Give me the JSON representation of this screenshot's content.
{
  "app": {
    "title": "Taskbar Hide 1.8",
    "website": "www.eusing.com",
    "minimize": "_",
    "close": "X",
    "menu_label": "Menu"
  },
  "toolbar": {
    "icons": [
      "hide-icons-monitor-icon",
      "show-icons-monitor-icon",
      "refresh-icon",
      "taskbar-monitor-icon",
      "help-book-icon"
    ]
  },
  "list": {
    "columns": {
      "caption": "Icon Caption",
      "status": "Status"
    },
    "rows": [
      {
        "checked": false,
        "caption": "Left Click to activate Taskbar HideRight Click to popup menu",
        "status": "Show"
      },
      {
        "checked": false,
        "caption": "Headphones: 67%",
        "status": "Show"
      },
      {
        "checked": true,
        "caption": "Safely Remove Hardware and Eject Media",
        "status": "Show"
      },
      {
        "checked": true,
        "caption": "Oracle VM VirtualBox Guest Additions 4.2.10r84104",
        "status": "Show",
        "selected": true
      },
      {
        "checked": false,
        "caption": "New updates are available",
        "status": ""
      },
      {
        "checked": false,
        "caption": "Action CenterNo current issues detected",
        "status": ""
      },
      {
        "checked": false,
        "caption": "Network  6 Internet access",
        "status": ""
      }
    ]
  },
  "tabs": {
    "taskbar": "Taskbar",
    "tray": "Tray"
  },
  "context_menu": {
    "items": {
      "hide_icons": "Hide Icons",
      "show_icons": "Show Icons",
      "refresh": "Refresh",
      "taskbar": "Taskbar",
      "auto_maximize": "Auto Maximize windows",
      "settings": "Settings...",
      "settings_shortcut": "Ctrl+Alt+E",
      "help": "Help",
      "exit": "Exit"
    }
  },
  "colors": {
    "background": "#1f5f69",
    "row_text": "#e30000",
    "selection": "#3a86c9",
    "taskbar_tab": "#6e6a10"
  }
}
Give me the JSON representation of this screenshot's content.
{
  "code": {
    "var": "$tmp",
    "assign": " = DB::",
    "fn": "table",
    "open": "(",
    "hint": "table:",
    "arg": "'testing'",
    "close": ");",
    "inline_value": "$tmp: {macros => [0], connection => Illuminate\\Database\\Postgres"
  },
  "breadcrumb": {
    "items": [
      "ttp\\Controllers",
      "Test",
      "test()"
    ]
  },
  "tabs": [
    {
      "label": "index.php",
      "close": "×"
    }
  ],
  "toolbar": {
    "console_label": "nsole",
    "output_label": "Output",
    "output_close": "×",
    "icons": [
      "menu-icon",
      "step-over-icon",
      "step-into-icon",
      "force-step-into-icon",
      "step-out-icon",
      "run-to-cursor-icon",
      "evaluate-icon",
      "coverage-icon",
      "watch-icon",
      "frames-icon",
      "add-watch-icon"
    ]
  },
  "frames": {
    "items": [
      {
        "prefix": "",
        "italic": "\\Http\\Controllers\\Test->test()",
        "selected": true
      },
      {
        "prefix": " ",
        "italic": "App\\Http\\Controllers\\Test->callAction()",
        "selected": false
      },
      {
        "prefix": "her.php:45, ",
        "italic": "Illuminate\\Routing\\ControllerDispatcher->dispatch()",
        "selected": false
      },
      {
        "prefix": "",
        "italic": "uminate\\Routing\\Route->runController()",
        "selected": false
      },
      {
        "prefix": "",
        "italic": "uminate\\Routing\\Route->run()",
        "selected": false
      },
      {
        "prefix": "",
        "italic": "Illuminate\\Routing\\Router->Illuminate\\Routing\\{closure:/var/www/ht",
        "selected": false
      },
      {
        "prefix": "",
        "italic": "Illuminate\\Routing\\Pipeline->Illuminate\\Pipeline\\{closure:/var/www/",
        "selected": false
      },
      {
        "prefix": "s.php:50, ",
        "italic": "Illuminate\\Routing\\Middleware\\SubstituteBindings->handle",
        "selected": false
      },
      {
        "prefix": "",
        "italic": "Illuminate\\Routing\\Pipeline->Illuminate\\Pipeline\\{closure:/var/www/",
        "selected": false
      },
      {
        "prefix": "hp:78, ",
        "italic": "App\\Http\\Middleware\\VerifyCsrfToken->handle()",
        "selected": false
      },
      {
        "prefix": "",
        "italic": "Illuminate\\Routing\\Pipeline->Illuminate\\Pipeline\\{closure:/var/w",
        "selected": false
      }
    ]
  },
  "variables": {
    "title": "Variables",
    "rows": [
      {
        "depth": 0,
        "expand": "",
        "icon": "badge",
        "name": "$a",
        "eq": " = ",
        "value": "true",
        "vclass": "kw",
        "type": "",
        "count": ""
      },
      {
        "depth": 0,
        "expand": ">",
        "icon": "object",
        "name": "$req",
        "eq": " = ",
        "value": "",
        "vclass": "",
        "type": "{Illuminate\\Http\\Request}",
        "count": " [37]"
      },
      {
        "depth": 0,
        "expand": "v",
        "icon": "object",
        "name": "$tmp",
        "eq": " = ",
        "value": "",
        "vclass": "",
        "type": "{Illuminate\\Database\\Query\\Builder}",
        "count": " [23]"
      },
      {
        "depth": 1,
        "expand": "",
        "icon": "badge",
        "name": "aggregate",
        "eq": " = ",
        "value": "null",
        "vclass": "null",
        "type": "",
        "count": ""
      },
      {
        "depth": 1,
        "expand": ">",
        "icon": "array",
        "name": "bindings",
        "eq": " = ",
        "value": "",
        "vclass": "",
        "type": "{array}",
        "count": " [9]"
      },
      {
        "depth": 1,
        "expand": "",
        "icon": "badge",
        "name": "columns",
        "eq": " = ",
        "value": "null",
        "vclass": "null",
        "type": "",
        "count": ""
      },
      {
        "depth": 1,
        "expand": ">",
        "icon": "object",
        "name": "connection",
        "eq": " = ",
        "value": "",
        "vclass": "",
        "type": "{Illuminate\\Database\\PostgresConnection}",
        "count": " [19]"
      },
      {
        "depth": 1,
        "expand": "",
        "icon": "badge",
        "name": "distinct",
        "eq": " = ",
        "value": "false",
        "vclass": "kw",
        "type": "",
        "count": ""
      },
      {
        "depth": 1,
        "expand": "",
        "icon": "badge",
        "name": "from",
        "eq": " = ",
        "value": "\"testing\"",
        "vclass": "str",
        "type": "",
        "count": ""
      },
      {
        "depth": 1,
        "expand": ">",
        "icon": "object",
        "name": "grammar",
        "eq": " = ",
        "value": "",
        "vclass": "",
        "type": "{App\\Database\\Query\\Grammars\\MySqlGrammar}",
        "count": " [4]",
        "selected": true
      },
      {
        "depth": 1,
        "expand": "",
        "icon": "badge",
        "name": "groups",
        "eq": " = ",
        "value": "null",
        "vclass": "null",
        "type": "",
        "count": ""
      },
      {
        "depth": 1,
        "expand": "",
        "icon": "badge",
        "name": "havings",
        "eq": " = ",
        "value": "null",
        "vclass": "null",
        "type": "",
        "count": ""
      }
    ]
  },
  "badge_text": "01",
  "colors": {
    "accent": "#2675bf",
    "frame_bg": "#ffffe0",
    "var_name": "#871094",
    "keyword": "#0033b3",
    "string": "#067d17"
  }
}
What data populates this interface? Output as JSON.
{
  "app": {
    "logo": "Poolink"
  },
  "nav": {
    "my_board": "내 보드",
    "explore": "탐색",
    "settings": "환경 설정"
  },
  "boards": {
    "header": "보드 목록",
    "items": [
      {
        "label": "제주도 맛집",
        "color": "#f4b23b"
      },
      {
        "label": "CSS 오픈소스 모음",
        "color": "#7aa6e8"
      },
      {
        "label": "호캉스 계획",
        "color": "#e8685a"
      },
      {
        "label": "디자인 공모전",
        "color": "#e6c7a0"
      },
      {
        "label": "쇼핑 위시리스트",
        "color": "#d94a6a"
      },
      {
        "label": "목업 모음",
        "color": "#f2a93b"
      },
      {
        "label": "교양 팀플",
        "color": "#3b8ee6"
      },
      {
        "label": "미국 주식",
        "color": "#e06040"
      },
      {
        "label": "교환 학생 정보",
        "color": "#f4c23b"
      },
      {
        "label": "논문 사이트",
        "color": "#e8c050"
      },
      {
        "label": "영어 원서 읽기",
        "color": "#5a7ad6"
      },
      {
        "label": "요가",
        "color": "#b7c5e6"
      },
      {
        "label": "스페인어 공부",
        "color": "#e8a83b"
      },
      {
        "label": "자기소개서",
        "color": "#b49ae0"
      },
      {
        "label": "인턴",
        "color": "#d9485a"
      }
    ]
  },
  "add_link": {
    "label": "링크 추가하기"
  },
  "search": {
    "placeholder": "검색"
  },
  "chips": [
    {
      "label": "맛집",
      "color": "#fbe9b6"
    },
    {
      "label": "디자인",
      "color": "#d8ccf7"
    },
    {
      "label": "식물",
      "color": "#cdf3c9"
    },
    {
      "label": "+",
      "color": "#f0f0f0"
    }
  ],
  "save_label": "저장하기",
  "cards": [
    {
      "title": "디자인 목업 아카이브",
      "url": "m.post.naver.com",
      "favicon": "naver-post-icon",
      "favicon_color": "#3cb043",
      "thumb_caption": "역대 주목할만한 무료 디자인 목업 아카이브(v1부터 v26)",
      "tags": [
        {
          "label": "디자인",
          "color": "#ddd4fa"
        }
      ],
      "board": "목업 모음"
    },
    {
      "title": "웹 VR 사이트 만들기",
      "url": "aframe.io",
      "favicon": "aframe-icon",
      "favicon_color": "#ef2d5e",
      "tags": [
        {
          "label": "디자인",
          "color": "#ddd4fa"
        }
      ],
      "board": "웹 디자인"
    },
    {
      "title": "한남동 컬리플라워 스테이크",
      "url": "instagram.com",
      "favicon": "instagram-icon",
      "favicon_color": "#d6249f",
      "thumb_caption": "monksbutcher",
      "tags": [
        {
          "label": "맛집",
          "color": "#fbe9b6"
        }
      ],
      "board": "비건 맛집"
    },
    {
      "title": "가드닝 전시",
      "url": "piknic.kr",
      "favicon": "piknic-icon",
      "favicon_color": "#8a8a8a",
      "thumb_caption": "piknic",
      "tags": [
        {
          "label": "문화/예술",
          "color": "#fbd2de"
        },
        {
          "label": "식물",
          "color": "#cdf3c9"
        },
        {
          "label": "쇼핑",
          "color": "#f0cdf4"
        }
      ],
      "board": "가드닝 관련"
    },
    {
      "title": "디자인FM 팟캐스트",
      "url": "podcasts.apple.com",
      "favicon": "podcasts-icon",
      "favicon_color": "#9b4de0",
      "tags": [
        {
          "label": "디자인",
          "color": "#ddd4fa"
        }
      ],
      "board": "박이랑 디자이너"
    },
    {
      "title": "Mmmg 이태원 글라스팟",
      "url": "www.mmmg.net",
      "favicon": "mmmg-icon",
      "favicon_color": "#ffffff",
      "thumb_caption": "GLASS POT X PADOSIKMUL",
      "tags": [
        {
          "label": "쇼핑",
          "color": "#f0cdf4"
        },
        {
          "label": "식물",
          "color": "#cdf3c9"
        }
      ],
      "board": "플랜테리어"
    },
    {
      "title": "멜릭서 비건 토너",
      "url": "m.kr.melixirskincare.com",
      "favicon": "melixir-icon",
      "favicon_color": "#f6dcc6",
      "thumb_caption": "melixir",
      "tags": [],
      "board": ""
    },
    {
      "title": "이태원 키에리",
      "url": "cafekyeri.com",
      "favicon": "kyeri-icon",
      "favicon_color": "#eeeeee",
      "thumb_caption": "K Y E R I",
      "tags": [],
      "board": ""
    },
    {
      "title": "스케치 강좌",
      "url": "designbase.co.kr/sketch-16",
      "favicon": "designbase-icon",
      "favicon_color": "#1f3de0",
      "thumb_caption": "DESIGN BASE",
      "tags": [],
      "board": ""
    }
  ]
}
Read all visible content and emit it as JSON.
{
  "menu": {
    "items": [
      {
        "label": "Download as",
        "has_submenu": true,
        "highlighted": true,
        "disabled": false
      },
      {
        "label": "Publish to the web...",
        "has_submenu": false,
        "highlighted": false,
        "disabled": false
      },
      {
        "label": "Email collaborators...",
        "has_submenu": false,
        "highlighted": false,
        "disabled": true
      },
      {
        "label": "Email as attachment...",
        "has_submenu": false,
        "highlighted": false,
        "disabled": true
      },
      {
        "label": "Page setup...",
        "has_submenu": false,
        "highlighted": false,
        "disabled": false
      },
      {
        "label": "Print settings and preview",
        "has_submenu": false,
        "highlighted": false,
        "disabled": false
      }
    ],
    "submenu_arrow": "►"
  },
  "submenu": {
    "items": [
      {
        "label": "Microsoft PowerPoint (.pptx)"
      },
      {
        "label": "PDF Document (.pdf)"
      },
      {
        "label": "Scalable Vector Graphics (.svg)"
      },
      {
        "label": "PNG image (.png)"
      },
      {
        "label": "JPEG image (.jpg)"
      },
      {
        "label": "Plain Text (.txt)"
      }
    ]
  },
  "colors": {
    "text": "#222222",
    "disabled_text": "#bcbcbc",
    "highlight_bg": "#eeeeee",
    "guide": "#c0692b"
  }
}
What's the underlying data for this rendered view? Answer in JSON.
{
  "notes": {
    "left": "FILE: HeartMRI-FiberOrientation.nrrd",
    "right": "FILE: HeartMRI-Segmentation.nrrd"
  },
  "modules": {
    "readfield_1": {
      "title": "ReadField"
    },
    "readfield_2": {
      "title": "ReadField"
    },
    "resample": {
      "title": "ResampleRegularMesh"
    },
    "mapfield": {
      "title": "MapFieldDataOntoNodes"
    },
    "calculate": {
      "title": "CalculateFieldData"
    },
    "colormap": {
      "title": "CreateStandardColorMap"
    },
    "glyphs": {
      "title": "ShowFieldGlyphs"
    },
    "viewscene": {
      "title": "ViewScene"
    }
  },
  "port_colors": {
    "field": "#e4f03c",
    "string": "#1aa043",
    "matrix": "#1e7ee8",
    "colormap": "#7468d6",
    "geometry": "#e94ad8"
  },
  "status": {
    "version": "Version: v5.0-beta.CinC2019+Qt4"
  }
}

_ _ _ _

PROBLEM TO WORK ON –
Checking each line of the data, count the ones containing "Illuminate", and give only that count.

RESPONSE TO THIS TASK –
10